• **Work instructions**
Produce the full set of records below once more, exactly as they stand.

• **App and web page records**
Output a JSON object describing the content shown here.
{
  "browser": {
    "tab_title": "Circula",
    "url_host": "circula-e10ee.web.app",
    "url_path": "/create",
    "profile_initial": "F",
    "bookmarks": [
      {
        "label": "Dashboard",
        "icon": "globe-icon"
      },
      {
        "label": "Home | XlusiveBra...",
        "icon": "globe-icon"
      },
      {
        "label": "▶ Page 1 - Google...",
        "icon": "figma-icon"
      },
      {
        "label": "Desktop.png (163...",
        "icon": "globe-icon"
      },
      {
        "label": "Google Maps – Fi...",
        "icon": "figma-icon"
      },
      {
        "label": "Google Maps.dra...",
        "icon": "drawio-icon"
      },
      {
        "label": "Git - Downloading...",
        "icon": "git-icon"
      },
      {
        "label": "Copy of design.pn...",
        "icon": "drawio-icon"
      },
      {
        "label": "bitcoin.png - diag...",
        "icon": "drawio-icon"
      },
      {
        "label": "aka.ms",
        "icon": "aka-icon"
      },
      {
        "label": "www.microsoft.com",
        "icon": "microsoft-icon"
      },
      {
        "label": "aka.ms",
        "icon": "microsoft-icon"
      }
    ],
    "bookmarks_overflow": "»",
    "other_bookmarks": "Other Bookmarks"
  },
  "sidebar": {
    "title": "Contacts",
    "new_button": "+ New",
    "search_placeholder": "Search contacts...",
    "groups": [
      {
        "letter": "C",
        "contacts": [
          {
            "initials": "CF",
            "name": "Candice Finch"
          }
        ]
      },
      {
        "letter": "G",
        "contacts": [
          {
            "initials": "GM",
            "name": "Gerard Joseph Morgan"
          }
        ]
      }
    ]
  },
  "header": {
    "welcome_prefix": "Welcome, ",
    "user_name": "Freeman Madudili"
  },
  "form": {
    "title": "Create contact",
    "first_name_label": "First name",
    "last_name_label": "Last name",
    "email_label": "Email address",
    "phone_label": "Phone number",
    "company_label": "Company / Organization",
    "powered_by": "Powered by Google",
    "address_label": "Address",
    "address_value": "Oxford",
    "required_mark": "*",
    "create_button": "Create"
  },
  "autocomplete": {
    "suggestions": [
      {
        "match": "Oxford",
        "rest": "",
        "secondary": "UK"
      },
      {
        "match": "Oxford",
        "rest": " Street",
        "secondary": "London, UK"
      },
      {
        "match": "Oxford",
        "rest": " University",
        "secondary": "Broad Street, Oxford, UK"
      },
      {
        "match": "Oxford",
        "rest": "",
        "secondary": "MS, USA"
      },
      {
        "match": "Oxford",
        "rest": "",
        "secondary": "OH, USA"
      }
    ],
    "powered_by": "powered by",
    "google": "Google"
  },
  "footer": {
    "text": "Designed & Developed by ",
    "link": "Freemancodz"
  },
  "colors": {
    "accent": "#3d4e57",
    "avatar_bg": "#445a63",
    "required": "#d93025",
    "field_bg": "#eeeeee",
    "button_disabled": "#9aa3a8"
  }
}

• **Completed exercise**
Output a JSON object describing the content shown here.
{
  "browser": {
    "tab_title": "Circula",
    "url_host": "circula-e10ee.web.app",
    "url_path": "/create",
    "profile_initial": "F",
    "bookmarks": [
      {
        "label": "Dashboard",
        "icon": "globe-icon"
      },
      {
        "label": "Home | XlusiveBra...",
        "icon": "globe-icon"
      },
      {
        "label": "▶ Page 1 - Google...",
        "icon": "figma-icon"
      },
      {
        "label": "Desktop.png (163...",
        "icon": "globe-icon"
      },
      {
        "label": "Google Maps – Fi...",
        "icon": "figma-icon"
      },
      {
        "label": "Google Maps.dra...",
        "icon": "drawio-icon"
      },
      {
        "label": "Git - Downloading...",
        "icon": "git-icon"
      },
      {
        "label": "Copy of design.pn...",
        "icon": "drawio-icon"
      },
      {
        "label": "bitcoin.png - diag...",
        "icon": "drawio-icon"
      },
      {
        "label": "aka.ms",
        "icon": "aka-icon"
      },
      {
        "label": "www.microsoft.com",
        "icon": "microsoft-icon"
      },
      {
        "label": "aka.ms",
        "icon": "microsoft-icon"
      }
    ],
    "bookmarks_overflow": "»",
    "other_bookmarks": "Other Bookmarks"
  },
  "sidebar": {
    "title": "Contacts",
    "new_button": "+ New",
    "search_placeholder": "Search contacts...",
    "groups": [
      {
        "letter": "C",
        "contacts": [
          {
            "initials": "CF",
            "name": "Candice Finch"
          }
        ]
      },
      {
        "letter": "G",
        "contacts": [
          {
            "initials": "GM",
            "name": "Gerard Joseph Morgan"
          }
        ]
      }
    ]
  },
  "header": {
    "welcome_prefix": "Welcome, ",
    "user_name": "Freeman Madudili"
  },
  "form": {
    "title": "Create contact",
    "first_name_label": "First name",
    "last_name_label": "Last name",
    "email_label": "Email address",
    "phone_label": "Phone number",
    "company_label": "Company / Organization",
    "powered_by": "Powered by Google",
    "address_label": "Address",
    "address_value": "Oxford",
    "required_mark": "*",
    "create_button": "Create"
  },
  "autocomplete": {
    "suggestions": [
      {
        "match": "Oxford",
        "rest": "",
        "secondary": "UK"
      },
      {
        "match": "Oxford",
        "rest": " Street",
        "secondary": "London, UK"
      },
      {
        "match": "Oxford",
        "rest": " University",
        "secondary": "Broad Street, Oxford, UK"
      },
      {
        "match": "Oxford",
        "rest": "",
        "secondary": "MS, USA"
      },
      {
        "match": "Oxford",
        "rest": "",
        "secondary": "OH, USA"
      }
    ],
    "powered_by": "powered by",
    "google": "Google"
  },
  "footer": {
    "text": "Designed & Developed by ",
    "link": "Freemancodz"
  },
  "colors": {
    "accent": "#3d4e57",
    "avatar_bg": "#445a63",
    "required": "#d93025",
    "field_bg": "#eeeeee",
    "button_disabled": "#9aa3a8"
  }
}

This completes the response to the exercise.